We know that when things go wrong, negative impacts are disproportionate. We have seen this most recently and starkly with COVID-19 highlighting existing issues in race, gender, and socio-economic backgrounds. We are already seeing these disproportionate impacts as part of climate change, and they will only get worse as conditions deteriorate and businesses move quickly to adapt, leaving many people behind.
These disproportionate impacts can therefore take the form of direct climate change impacts such as a reduction of green space for those who already have limited access, worsened flooding and air pollution in less affluent communities who are less able to access the resources to deal with, escape, or bounce-back from being effected.
Disproportionate impacts can also be created by businesses taking action on climate change: factories being closed down without adequate exit strategies, employees losing jobs without the skills or resources to find new ones, or high-risk land and assets being sold quickly to the unscrupulous who will not invest in adequate defences and therefore put the people who live and work there at risk.
The importance of Climate Justice…
Climate Justice is the term that puts people back at the centre of the issue and can spark real positive change. In understanding the ramifications of climate change in human terms, we can begin to communicate and plan in a way which is more democratic and can create human change. Everyone can understand how they can take action in both their professional and personal lives.
When we consider the future we are creating, people are inevitably at the centre of these aspirations: people who understand and steward the environment, make sustainable decisions, and live sustainable lives. Let us work together to bring everyone along on even the most environmentally focused journeys. We see a huge opportunity for all businesses, whatever their geographic or stakeholder influence, to take action on climate change through Climate Justice. By involving everyone, by putting the power back in the hands of the people, we can create the long-term sustainable change that we all need to see.
For further reading you may be interested in the below:
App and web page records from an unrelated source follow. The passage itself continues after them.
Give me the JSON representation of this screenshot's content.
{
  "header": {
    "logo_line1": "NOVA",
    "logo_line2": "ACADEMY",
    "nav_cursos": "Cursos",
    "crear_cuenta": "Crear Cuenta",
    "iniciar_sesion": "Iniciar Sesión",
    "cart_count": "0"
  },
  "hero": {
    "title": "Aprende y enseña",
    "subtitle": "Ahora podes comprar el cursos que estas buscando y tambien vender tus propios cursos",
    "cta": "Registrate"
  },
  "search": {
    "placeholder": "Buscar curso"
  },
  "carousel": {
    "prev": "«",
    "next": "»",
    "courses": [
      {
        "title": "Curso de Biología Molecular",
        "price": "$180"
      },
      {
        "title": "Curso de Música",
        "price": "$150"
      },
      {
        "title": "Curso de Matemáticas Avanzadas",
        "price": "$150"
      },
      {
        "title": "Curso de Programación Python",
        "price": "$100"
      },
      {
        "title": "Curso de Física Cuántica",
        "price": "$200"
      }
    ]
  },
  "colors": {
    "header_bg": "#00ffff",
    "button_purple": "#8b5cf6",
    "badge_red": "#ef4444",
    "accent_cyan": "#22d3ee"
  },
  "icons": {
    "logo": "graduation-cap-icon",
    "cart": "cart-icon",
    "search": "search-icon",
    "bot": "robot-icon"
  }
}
This recent thought piece by Chris Large at Global Action Plan
Focussing on the Built Environment, our friends over at the UKGBC have begun a Climate Justice working group, releasing a graphic to showcase their exploration of themes
The Joseph Rowntree Foundation have been working on this since 2014, with ‘Climate Just’ being the culmination of their work and collaborations on the agenda. They were ahead of their time in terms of business interest; perhaps they will revive the work soon
The Climate Justice Alliance is a community and organisation membership network taking action across the globe
Hurricane Katrina was one of the bigger ‘moments of realisation’ in this agenda for the world.
While the WHO states 7 million people every year die from air pollution, and research has shown that air pollution is worse in less affluent and disadvantaged areas (true across the world), the UK has recently formalised the first case of air pollution as an official cause of death in the case of nine year old Ella Adoo-Kissi-Deborah
Matt is Associate Director at JustOne.
If you’ve read this far, you’re probably interested to know what you can do to spark positive change… and the world needs more people like you. Send me a little message to put your hand up and let’s see what we can do together!